<<<<

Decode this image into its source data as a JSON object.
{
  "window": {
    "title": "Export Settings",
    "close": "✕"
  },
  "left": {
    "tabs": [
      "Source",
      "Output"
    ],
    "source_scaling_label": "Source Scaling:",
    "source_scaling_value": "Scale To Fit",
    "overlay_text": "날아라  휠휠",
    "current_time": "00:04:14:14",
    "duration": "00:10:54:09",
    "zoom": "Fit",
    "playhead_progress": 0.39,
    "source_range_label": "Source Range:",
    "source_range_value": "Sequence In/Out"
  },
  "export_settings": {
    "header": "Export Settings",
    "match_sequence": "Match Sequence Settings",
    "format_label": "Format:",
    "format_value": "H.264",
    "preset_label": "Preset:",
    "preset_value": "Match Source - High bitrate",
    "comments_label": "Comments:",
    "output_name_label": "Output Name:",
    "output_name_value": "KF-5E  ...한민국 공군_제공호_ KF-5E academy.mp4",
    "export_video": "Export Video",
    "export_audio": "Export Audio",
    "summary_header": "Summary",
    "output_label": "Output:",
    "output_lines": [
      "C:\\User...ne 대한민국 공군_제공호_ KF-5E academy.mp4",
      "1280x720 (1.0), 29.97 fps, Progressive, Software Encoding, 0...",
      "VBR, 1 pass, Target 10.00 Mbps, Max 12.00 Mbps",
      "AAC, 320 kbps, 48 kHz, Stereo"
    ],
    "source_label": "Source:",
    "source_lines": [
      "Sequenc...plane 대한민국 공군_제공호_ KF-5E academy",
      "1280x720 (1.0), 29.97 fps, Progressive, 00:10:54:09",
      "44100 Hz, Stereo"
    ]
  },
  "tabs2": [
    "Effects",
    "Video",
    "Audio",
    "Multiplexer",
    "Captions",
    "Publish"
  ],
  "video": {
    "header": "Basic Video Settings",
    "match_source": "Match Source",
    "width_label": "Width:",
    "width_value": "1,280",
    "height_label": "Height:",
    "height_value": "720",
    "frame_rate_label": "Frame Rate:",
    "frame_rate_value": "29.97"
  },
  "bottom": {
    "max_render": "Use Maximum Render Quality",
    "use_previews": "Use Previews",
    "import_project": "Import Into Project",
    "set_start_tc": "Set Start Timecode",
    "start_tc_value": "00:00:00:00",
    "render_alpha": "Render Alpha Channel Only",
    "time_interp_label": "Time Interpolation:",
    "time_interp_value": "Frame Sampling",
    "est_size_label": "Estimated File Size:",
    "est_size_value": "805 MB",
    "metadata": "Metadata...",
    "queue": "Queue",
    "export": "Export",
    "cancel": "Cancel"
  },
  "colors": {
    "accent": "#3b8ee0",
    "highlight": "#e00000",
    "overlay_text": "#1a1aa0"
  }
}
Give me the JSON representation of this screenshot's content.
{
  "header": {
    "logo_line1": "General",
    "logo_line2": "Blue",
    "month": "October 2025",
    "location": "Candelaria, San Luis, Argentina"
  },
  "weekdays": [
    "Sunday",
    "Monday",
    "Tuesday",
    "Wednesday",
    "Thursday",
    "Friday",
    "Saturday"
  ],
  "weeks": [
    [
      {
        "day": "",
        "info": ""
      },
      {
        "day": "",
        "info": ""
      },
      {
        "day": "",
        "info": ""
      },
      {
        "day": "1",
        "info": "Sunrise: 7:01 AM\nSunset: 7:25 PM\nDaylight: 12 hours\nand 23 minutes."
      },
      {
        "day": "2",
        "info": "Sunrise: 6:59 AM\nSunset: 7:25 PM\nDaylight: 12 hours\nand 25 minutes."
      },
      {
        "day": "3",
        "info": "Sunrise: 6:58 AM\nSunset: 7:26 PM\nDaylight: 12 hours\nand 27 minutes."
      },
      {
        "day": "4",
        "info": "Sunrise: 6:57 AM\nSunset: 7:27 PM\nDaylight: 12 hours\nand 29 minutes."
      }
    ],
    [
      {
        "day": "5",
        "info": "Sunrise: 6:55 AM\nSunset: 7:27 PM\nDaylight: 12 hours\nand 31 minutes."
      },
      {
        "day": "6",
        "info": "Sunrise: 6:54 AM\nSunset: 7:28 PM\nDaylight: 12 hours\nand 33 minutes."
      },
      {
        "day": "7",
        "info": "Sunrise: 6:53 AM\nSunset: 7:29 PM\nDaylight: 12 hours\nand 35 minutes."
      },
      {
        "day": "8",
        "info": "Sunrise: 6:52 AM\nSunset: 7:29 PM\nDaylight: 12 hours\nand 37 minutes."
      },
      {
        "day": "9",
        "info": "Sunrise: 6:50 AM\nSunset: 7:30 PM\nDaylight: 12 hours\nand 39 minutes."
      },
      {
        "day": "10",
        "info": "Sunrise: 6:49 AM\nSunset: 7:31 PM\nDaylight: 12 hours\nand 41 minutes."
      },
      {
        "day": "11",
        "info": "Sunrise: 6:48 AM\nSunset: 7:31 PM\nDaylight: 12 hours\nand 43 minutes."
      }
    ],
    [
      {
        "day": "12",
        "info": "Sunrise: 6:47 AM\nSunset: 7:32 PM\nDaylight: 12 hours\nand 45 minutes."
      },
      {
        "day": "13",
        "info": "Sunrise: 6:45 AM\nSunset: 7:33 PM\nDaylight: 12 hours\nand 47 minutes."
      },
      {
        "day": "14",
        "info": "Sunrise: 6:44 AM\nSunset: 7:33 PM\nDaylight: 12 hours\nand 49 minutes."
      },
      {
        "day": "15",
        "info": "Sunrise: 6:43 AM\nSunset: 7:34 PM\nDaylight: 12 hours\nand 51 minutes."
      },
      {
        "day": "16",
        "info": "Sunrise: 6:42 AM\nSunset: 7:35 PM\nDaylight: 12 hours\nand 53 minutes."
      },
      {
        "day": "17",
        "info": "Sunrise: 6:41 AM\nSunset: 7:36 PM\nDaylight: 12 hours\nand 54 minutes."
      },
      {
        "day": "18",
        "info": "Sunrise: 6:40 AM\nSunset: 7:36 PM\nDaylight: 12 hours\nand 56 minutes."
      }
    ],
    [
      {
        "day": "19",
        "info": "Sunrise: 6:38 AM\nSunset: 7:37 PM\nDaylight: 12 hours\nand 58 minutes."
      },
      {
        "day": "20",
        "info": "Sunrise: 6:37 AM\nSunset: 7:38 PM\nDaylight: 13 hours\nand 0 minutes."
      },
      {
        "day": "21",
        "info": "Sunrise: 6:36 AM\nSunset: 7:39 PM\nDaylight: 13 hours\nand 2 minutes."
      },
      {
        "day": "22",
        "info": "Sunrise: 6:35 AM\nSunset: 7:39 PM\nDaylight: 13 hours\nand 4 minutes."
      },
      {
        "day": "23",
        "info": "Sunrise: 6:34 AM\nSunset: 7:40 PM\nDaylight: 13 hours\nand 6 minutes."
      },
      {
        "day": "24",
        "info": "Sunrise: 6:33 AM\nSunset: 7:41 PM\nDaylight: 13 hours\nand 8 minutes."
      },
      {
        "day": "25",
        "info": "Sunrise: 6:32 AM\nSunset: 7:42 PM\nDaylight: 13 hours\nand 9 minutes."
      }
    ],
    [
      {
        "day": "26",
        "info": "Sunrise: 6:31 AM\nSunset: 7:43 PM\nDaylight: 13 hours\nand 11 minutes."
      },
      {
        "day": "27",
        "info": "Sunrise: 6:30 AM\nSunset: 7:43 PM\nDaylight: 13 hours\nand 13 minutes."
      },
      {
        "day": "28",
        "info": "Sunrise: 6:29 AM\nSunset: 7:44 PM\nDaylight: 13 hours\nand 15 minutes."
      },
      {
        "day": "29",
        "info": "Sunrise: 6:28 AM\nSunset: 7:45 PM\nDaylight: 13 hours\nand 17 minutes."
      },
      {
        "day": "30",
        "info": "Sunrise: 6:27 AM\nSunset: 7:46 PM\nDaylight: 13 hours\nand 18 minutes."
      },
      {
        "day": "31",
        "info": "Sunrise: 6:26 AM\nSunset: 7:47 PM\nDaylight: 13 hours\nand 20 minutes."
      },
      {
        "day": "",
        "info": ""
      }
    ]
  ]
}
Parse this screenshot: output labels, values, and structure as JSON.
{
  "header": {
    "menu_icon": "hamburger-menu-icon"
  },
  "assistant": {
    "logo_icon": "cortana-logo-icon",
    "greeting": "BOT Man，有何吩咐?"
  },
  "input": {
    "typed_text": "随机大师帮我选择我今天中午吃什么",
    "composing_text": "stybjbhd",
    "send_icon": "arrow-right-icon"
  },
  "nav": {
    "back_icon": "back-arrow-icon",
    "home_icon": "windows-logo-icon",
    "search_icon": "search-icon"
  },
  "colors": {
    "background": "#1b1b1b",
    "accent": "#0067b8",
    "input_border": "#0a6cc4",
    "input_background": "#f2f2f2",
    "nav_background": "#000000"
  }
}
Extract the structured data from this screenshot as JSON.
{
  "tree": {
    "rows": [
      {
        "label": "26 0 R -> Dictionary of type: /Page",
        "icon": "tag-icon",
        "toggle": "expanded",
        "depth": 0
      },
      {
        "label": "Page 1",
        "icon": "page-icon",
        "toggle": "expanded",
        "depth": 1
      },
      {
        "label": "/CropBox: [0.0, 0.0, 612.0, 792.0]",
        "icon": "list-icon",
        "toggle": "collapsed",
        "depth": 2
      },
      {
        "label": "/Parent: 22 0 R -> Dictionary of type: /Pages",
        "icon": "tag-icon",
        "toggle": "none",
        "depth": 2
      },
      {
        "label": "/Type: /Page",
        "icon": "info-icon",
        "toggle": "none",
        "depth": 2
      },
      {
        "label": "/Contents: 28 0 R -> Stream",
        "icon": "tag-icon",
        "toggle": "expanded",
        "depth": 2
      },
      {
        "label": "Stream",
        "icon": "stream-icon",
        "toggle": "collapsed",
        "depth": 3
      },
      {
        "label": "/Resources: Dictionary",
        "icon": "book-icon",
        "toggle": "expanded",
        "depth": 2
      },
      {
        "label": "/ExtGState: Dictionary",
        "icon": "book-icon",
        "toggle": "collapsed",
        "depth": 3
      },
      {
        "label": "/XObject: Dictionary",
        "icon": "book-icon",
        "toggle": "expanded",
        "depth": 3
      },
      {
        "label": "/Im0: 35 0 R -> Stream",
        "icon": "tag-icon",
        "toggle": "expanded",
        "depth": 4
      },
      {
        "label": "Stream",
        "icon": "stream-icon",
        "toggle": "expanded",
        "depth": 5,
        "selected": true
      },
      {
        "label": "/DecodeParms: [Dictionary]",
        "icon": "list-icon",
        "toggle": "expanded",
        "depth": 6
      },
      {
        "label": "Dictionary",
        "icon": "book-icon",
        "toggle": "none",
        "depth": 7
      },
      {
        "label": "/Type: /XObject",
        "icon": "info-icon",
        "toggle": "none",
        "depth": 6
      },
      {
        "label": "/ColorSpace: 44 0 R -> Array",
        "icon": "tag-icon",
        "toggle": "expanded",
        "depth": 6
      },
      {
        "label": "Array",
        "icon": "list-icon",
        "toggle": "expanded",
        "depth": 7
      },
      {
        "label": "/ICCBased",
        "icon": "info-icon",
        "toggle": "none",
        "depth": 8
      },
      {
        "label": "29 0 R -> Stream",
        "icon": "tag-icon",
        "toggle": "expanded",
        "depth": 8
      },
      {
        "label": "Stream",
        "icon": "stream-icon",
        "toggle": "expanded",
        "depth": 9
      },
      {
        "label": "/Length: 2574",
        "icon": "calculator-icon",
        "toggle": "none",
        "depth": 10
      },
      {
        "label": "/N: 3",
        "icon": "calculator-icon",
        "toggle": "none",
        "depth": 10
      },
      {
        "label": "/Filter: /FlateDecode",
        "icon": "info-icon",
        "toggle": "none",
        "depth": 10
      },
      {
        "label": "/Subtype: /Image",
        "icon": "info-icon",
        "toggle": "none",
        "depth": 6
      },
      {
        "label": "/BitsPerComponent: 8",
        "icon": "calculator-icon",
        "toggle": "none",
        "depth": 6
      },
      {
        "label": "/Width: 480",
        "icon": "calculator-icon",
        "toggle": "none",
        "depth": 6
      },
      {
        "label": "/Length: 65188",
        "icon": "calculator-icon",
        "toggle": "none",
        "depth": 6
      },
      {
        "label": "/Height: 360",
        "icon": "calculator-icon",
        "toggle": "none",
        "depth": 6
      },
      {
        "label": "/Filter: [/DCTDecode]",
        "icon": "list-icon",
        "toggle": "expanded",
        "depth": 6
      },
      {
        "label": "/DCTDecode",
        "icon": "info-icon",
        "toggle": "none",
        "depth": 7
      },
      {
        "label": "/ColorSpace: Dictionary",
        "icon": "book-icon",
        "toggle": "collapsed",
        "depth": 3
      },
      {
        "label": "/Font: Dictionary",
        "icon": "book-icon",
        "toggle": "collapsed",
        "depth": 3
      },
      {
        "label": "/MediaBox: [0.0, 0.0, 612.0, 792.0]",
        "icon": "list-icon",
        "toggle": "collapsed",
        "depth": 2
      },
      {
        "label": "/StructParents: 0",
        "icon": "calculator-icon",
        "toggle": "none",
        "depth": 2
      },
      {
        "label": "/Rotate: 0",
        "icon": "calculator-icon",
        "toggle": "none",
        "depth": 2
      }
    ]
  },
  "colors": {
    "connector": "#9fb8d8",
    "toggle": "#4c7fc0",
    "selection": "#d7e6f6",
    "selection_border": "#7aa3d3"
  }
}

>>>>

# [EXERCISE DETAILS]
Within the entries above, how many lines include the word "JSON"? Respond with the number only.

# [OUTPUT]
4